    While Adam very correctly points out the need for further professional development in their work, and the eagerness of these young people to learn and develop , one of the things that he doesn’t mention is Jewish Professional development and skill-building. Many of these “Engagers” are working as Informal Jewish educators, and many of them feel that in addition to the tools they need to plan and create events, they are lacking Jewish content, and experience in accessing Jewish content. As Adam points out these professionals are excellent at engaging, and understanding their 20 and 30 year old peers – but when it comes to creating the Jewish piece of these events many are asking , What makes this event Jewish? How I do I as an informal Jewish Educator fill this event with authentic Jewish content without being “too” Jewish and turning people off? And how can I possibly do this when I myself feel dis-empowered and uneducated Jewishly?

    Many Jewish institutions are hard at work finding answers to these
    important questions. At the Pardes Institute of Jewish Studies in Jerusalem we’re developing a strategy to help the “Engagers” put more Jewish in their Jewish events. Together with our Strategic Partners, we’re working to create and implement programs that are specifically tailored to their Jewish Professionals, where they would amass real Jewish content, empowerment, literacy, and tools while also gaining Professional development training specific to their organization.

    Let’s help them engage others in Jewish life, by having them feel engaged in Judaism themselves.

  3. says

    Thanks for your useful comments.

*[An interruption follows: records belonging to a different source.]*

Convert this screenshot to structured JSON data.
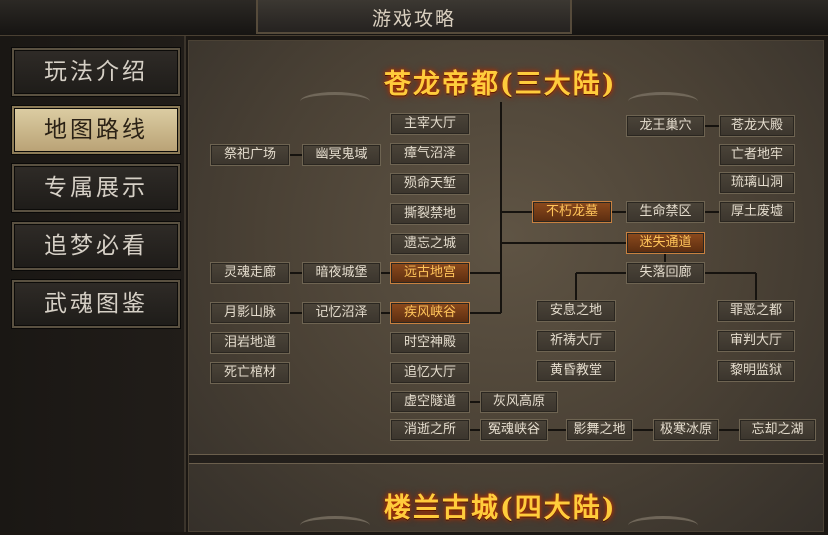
{
  "window": {
    "title": "游戏攻略"
  },
  "sidebar": {
    "items": [
      {
        "label": "玩法介绍",
        "active": false
      },
      {
        "label": "地图路线",
        "active": true
      },
      {
        "label": "专属展示",
        "active": false
      },
      {
        "label": "追梦必看",
        "active": false
      },
      {
        "label": "武魂图鉴",
        "active": false
      }
    ]
  },
  "map": {
    "section1_title": "苍龙帝都(三大陆)",
    "section2_title": "楼兰古城(四大陆)",
    "locations": [
      {
        "id": "n1",
        "label": "主宰大厅",
        "highlight": false
      },
      {
        "id": "n2",
        "label": "瘴气沼泽",
        "highlight": false
      },
      {
        "id": "n3",
        "label": "殒命天堑",
        "highlight": false
      },
      {
        "id": "n4",
        "label": "撕裂禁地",
        "highlight": false
      },
      {
        "id": "n5",
        "label": "遗忘之城",
        "highlight": false
      },
      {
        "id": "n6",
        "label": "远古地宫",
        "highlight": true
      },
      {
        "id": "n7",
        "label": "疾风峡谷",
        "highlight": true
      },
      {
        "id": "n8",
        "label": "时空神殿",
        "highlight": false
      },
      {
        "id": "n9",
        "label": "追忆大厅",
        "highlight": false
      },
      {
        "id": "n10",
        "label": "虚空隧道",
        "highlight": false
      },
      {
        "id": "n11",
        "label": "消逝之所",
        "highlight": false
      },
      {
        "id": "n12",
        "label": "祭祀广场",
        "highlight": false
      },
      {
        "id": "n13",
        "label": "幽冥鬼域",
        "highlight": false
      },
      {
        "id": "n14",
        "label": "灵魂走廊",
        "highlight": false
      },
      {
        "id": "n15",
        "label": "暗夜城堡",
        "highlight": false
      },
      {
        "id": "n16",
        "label": "月影山脉",
        "highlight": false
      },
      {
        "id": "n17",
        "label": "记忆沼泽",
        "highlight": false
      },
      {
        "id": "n18",
        "label": "泪岩地道",
        "highlight": false
      },
      {
        "id": "n19",
        "label": "死亡棺材",
        "highlight": false
      },
      {
        "id": "n20",
        "label": "灰风高原",
        "highlight": false
      },
      {
        "id": "n21",
        "label": "冤魂峡谷",
        "highlight": false
      },
      {
        "id": "n22",
        "label": "影舞之地",
        "highlight": false
      },
      {
        "id": "n23",
        "label": "极寒冰原",
        "highlight": false
      },
      {
        "id": "n24",
        "label": "忘却之湖",
        "highlight": false
      },
      {
        "id": "n25",
        "label": "不朽龙墓",
        "highlight": true
      },
      {
        "id": "n26",
        "label": "生命禁区",
        "highlight": false
      },
      {
        "id": "n27",
        "label": "龙王巢穴",
        "highlight": false
      },
      {
        "id": "n28",
        "label": "苍龙大殿",
        "highlight": false
      },
      {
        "id": "n29",
        "label": "亡者地牢",
        "highlight": false
      },
      {
        "id": "n30",
        "label": "琉璃山洞",
        "highlight": false
      },
      {
        "id": "n31",
        "label": "厚土废墟",
        "highlight": false
      },
      {
        "id": "n32",
        "label": "迷失通道",
        "highlight": true
      },
      {
        "id": "n33",
        "label": "失落回廊",
        "highlight": false
      },
      {
        "id": "n34",
        "label": "安息之地",
        "highlight": false
      },
      {
        "id": "n35",
        "label": "祈祷大厅",
        "highlight": false
      },
      {
        "id": "n36",
        "label": "黄昏教堂",
        "highlight": false
      },
      {
        "id": "n37",
        "label": "罪恶之都",
        "highlight": false
      },
      {
        "id": "n38",
        "label": "审判大厅",
        "highlight": false
      },
      {
        "id": "n39",
        "label": "黎明监狱",
        "highlight": false
      }
    ]
  }
}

Yaffa, as an experiential educator myself, I completely agree with what you wrote. So glad to meet another partner in pushing the content conversation forward. Hope we can talk more about this sometime soon.

  4. says

    Love that you two have connected around this issue – Yaffa, if you find yourself in Los Angeles any time soon, the NEI would love to have you…

    We also have in our network Rabbi Drew Kaplan, who has provided content to past NEI meetings and who may do so again in the future as he launches some learning initiatives in Orange County and beyond. Moishe House is also now running weekend intensive retreats. The upcoming Moishe House retreat in L.A. this weekend features Pardes’ Daniel Roth. So we’re all connected, and all on the same page: Jewish content is an important part of our professional development.